When we compare our experiences with the memory of what we have watched we are bound to be disappointed. When I ask if they enjoy sex with each other, most will say they do and some will say they love sex with their partner but think it ‘should’ be more passionate like on television. What do you think?


One Story of Infidelity

  • Any similarity to you or someone you know is just that a similarity. So many people have similar stories.

About two years ago I began working with a couple that began marriage counseling, believing that they would get a divorce. At the point they came to me, their relationship seemed to be based upon a bond of hostility. They consistently argued angrily as their main form of communication. Both said that they loved each other very much after 19 year of marriage; which let me know that there was hope for this couple.

What led them to reach out for my assistance was that the husband (we will call him Peter), confessed to his wife, (we will call her Robin), that he had been having an affair for over 16 months. At first Peter was only aware of feeling shame and Robin was only aware of feeling hurt and anger. Robin, as you can imagine, felt a gamut of emotions, rage, anger, hurt, shame, and confusion to name just a few. Peter, as we became more involved in the work, also began to feel a whirlwind of emotions, anger, confusion, resentment, hurt and shame.

As time passed and we worked on their communication, forgiveness and reconnecting, Peter began to feel quite resentful and impatient that Robin seemed unable to forgive him faster. Both Robin and Peter had the tendency to blame the other for the affair as well as anything that they did not like in the relationship. It took much hard work for them to reach the place where they could truly hear each other without wanting to prove that their version of the truth was correct for all. Once this occurred the couple began to move towards re-connecting and the work of regaining trust within their relationship.

As they moved forward, Robin and Peter began to laugh with each other in my presence as well as report back to me that they were having fun together again and having “hot” sex.

They both shared in a session that they now believed they could and would reach their goal of rebuilding their relationship. It took several more months of intensive marriage counseling for Peter and Robin to reach the place they are now. Robin no longer blames Peter for ‘the affair’. She understands her part in the weakening of the marriage and is willing to forgive Peter. She has also regained a high level of trust in him and for their marriage’s continued growth. Peter no longer feels shame and understands his motivations, actions and the consequences of them. They have come a long way from the couple that came to me thinking that they would get a divorce.

 


Divorce ?

When we marry most of us believe it really is for the rest of our lives. We often create a combined life as well as individual life. It is the combined life however that usually has the priority in marriage.
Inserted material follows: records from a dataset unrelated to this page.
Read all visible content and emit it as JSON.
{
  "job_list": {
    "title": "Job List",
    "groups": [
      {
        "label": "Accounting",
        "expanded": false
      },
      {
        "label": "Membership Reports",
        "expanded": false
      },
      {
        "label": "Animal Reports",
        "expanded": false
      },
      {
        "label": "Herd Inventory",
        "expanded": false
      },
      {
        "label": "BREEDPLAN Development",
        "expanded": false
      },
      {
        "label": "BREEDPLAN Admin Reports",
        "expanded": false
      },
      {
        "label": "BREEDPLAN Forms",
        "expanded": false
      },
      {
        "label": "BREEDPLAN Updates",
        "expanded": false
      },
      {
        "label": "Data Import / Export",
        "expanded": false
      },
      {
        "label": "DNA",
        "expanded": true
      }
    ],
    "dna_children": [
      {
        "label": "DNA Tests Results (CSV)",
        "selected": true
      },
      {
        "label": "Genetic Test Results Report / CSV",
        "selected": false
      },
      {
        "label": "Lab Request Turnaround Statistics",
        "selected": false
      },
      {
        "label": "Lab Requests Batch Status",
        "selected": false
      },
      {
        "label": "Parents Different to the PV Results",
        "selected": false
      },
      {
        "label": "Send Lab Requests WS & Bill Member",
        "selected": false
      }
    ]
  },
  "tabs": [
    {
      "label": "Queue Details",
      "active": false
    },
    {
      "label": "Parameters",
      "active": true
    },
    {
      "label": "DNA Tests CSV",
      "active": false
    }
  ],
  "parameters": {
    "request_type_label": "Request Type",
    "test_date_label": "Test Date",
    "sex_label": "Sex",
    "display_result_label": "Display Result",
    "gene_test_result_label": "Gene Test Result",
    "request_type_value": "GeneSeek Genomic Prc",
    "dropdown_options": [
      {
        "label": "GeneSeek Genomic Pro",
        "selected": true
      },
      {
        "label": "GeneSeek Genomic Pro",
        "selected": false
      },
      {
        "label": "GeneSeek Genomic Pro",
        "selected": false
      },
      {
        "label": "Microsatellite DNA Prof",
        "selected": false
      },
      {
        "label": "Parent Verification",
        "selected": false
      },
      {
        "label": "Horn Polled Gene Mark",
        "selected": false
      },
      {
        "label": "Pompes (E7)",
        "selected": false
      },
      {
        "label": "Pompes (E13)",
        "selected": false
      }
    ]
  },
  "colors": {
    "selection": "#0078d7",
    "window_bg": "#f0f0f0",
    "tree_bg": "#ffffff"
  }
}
Separating from our life partner is painful; feelings of anger, abandonment and yes relief may also be present. There is no escaping your feelings, whatever they are.

I have seen some people avoid their feelings by dating constantly or drinking or drugging. I have seen others plummet into despair for periods of time. It is natural to miss the warmth, friendship, financial security, and sex you had or hoped you would have.

If you have children parenting becomes much more challenging as your role does change and the frequency that you will spend time with your children will change as well. Questions like when do I introduce my children to the person I am dating will arise and possibly cause you anxiety, as there is no ‘right’ answer, only better ones.

Divorce is often one of life’s most stressful experiences. I refer to divorce as a mini-death. In some ways it is more challenging than a ‘real’ death in that the person you have separated from, possibly feel abandoned by, is alive. If you have had children together you will be seeing your X for the rest of your life. This for many is re-wounding, especially if you are unable to forgive yourself and you’re X for the divorce. It is common for both parties to have feelings of failure regardless of who initiated the divorce.

On the positvite side, a divorce can be a time of discoving yourself again, creating new relationships, learning and growing. In order to move forward taking responsibility for your part in the divorce rather than blaming your X for it is paramount. As well as, allowing yourself to grieve your loss and honor your feelings. Then you will be in a space to grow into your new life, the one you will create out of joy. The life you used to dream about having when you were married and unhappy but always thought you could not create it.